  2. Captain,

    A friend, John Prins, recently told me of your blog (AKA Copper10-8 on the Cruise Critic Message Board). I have followed your recent blogs with interest as my wife and I will be on the msVeendam next May 9th on her Alaska roundtrip cruise from Vancouver.

    Another friend, Mr. James Deering, Hotel Manager of the msOosterdam, recommended your ship for our Alaska cruise as we wanted to cruise out of Vancouver.

    I hope that you will be the Captain at that time so that we may have the pleasure of meeting you in person.

    Enjoy your well-deserved vacation!

    Terry & Barb Green
    Marysville, Washington

  3. Kapitein Schoonderbeek, thanks much for giving all of us not on Veendam the opportunity to sail along with you! Really enjoying the “behind the scenes” look of a modern cruise ship. Enjoy your vacation and have a great time! Looking forward to picking up again in September! Het beste en tot ziens!


  5. Michael FitzGerald

    June 23, 2007 at 11:28 am

    Captain: Thank you very much for doing this blog. We just did the Western Mediterranean on the Westerdam and I especially enjoyed reading about some of those same ports from the perspective of a ship’s captain. It’s great reading. We are booked for next April on the Veendam’s Tampa to San Diego Panama Canal cruise and, if I have calculated correctly, it appears that you will be on duty during that time. Again, thank you.

  6. Thank you so much for taking the time to take all of us along with you. I look forward to your observations from the Ocean Majesty and to your return to the Veendam. Until then, relax and have an excellent, well-deserved holiday!

  7. Captain Albert –

    I just found your blog this morning, about two weeks too late. My parents and sister were embarked on the Veendam Venice to Copenhagen and this would have been a great way to keep up with the journey. In addition to an occasional e-mail from them, I did find webcams in various ports and some ship cams in the same ports to watch the Veendam arrive.

    Best was Le Havre which refreshes the image every two seconds. I e-mailed my family to have them stand on the balcony of their port side stateroom. I clearly saw them at 5:15 AM their time and “snapped” some screen shots.

    One question for you … is HAL considering adding bridge cams like Costa, Princess, some Carnival, and other ships?

    Enjoy your holiday.

  8. Have so enjoyed reading your blog, Captain

    Schoonderbeek. Have a wonderful restful vacation! With

    two trips under-our- belt on the Veendam (one in Alaska

    and the other this past May19-29 Italian Enchantment

    Cruise, we definately love her and hope to sail with you as

    our Captain again sometime in the near future!

  9. Dear Captain Albert,

    It has been a great pleasure to read your blog over the past several months. You have provided us with an excellent account of each port of call and all the majestic beauty that these ports have to offer. Being an Engineer I really enjoy reading about the inner workings of the ship and your adventures of navigating each port.
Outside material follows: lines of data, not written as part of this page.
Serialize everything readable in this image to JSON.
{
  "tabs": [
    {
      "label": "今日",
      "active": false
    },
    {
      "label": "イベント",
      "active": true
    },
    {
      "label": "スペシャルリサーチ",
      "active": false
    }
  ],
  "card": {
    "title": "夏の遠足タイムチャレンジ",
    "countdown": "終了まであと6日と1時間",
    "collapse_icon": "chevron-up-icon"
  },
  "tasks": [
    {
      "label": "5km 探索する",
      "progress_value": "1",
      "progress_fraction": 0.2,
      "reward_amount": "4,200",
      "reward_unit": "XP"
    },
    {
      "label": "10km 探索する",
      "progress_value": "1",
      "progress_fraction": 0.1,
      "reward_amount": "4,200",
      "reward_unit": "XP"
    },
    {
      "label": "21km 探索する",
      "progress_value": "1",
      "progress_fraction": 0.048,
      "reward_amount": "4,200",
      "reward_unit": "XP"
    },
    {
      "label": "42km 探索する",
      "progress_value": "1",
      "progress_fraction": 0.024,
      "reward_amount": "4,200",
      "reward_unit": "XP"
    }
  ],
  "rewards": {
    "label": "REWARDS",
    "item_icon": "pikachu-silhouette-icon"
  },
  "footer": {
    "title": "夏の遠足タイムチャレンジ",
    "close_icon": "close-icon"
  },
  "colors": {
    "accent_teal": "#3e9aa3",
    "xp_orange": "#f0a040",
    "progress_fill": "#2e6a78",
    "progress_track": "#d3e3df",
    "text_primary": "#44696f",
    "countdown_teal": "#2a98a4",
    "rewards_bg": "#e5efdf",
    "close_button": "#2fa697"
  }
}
    I wish you smooth sailing on your vacation, and look forward to your return.


  10. Ik doe de Baltische zee-cruise (2 tot 12/8/07) – Jammer dat u niet aan boord bent – maar uw blog heeft me al veel informatie geleverd; leuk om te lezen

Leave a Reply

Your email address will not be published.